Up until this point, nothing has been mentioned about being baptized. And yet, Peter connects believing in Christ with the act of receiving forgiveness for sins. The next thing that happens is, having believed Peter’s message about Christ, the “Holy Spirit fell upon all those who were listening to the message” (Acts 10:44).

It is only after they had believed, and therefore received forgiveness of their sins and the gift of the Holy Spirit, that Cornelius and his household were baptized with water (Acts 10:47-48).

The context and the passage are very clear; Cornelius and his household received both forgiveness of sins and the Holy Spirit before they were ever water baptized. In fact, the reason Peter allowed them to be baptized was that they showed evidence of receiving the Holy Spirit “just as Peter and the rest of the Jewish believers” had in Acts chapter 2.

(Added note from

Another point that must be considered is whether or not the baptism of Acts chapter 2 is referring to ”water” or “Holy Spirit” baptism.

In Acts chapter one Jesus said, “Do not leave Jerusalem, but wait for the gift my Father promised, which you have heard me speak about. For John baptized with water, but in a few days you will be baptized with the Holy Spirit.

Once again we are making a distinction between real, actual, or Holy Spirit baptism and rite, ritual or water baptism, which gives testimony to it.

The Scripture continues and tells us that when the day of Pentecost came, the believers were filled with the Holy Spirit and began to speak in other tongues as the Spirit enabled them.

The God-fearing Jews were amazed and perplexed over this and began to ask, “What does this mean?”

Peter of course tells them that they are not drunk as they might suppose, but rather that this very event- the pouring out of the Holy Spirit- was spoken of by the prophet Joel:

Verse 17 ” ‘In the last days, God says,
I will pour out my Spirit on all people, …’ “

Verse 18 ” ‘… I will pour out my Spirit in those days,
and they will prophesy.’ “

Verse 33 ” Exalted to the right hand of God, he (Jesus) has
received from the Father the promised Holy Spirit
and has poured out what you now see and hear.”

The point of all this is that Jesus predicted that they would be baptized by the Holy Spirit back in Acts chapter one, verses 4 and 5.

Another example can be found in Acts chapter 11 when the apostle Peter recounts the conversion of Cornelius to the Jewish believers who were skeptical that the Gentiles could be saved without becoming Jews first.

He says, “As I began to speak, the Holy Spirit came on them as he had come on us at the beginning (i.e. Acts chapter 2).
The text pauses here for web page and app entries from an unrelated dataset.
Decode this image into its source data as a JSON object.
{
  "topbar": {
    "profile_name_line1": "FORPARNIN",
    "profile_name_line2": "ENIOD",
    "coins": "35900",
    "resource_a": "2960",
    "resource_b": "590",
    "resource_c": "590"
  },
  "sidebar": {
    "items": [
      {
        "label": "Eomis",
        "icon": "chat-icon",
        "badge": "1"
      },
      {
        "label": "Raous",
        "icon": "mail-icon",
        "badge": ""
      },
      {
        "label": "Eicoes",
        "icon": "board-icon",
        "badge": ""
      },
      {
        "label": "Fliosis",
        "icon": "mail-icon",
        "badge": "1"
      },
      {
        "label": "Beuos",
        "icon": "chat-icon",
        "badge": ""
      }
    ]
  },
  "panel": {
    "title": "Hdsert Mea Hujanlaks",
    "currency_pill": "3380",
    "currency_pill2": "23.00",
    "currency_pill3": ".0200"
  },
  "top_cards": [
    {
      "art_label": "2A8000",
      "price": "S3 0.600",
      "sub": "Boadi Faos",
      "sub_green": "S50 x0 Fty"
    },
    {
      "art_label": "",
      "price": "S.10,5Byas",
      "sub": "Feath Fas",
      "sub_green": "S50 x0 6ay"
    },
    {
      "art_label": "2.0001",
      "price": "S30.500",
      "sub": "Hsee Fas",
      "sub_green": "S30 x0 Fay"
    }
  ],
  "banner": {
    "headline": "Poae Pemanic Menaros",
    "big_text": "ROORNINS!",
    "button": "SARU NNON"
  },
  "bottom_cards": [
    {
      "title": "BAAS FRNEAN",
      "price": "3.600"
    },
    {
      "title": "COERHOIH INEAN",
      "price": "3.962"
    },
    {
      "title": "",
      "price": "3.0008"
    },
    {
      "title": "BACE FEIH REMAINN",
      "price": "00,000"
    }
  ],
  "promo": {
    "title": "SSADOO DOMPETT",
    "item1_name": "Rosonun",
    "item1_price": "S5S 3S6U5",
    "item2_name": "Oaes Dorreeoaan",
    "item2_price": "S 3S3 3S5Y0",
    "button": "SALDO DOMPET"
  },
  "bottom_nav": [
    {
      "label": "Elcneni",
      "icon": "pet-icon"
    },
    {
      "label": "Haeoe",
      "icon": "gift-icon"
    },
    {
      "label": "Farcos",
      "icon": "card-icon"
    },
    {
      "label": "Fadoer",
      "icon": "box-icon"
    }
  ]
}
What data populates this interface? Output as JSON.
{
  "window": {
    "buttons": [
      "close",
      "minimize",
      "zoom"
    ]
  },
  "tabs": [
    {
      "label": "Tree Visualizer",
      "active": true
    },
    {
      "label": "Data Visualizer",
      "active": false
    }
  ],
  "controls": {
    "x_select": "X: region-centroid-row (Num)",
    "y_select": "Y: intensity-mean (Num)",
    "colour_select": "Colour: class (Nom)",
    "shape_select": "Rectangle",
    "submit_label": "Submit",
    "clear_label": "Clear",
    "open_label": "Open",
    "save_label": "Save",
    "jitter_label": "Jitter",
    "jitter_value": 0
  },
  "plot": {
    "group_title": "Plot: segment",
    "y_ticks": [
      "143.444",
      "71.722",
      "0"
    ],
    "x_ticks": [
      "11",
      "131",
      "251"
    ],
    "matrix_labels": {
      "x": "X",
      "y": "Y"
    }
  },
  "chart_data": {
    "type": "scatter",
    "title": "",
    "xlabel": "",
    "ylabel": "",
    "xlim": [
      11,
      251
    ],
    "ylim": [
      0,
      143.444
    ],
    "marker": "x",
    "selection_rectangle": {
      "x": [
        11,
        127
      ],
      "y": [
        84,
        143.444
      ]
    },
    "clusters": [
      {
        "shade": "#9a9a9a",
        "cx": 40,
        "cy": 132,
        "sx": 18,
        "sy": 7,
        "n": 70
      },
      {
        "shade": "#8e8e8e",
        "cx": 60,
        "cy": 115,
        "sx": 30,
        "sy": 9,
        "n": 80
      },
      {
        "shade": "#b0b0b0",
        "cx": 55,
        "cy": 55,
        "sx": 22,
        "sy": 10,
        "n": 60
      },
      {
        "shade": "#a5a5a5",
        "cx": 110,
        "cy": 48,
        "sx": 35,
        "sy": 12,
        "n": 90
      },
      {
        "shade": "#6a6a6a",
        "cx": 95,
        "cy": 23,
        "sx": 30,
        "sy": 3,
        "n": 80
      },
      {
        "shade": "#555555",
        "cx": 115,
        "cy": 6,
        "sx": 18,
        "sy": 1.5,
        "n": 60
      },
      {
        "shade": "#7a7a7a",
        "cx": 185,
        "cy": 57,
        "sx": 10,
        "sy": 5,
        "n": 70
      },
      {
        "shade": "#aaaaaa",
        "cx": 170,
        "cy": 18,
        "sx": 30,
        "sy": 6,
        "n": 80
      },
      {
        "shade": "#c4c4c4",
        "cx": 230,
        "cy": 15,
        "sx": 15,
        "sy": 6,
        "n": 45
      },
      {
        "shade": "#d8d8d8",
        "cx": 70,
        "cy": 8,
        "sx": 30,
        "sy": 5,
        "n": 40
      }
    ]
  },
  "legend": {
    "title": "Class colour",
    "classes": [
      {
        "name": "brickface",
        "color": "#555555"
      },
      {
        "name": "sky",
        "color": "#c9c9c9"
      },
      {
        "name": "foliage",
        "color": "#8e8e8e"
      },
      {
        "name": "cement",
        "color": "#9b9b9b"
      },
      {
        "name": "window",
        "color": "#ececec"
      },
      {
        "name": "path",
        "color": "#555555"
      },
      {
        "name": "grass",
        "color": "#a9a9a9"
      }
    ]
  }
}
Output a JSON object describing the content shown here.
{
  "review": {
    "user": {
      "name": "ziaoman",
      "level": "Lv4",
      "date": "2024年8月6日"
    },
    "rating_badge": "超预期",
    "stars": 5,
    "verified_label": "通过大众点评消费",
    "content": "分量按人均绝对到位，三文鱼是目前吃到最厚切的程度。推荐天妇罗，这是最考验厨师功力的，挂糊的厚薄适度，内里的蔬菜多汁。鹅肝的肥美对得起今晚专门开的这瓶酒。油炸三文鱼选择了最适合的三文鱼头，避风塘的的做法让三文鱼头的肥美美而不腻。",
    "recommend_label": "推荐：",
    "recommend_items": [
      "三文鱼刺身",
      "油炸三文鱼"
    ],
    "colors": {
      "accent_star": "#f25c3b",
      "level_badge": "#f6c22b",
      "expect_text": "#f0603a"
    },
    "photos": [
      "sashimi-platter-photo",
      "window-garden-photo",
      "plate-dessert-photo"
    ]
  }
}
“Then I remembered what the Lord had said: ‘John baptized with water, but you will be baptized with the Holy Spirit.” Acts 11:15-16

Again, the only reason Peter allowed them to be “baptized with water” was that they had already received Holy Spirit baptism just as the Jewish disciples had in Acts chapter 2, and note that Peter does refer to the Holy Spirit event as a baptism.

Jesus said, “Whoever believes in me, as the Scripture has said, streams of living water will flow from within him.” By this we know he meant the Spirit, “whom those who believed in him were later to receive.” (John 7:38-39)

So was the baptism of Acts chapter 2 “water” or “Holy Spirit” baptism?

The Bible teaches that when we come to trust Jesus Christ as Savior, we are baptized by the Spirit of God into the body of Christ. (1 Cor. 12:13)

As new believers we are ”water” baptized in obedience to our Lord’s command, which gives testimony to our true, actual, Holy Spirit baptism. (Matthew 28:19)

Other references to consider:

Isaiah 44:3, Ezekiel 36:24-27, Joel 2:28-29

1 Cor. 12:13, Gal. 3:26-27, Eph. 1:13-14, Col. 2:11-14, Titus 3:4-6

Answers for other baptism passages: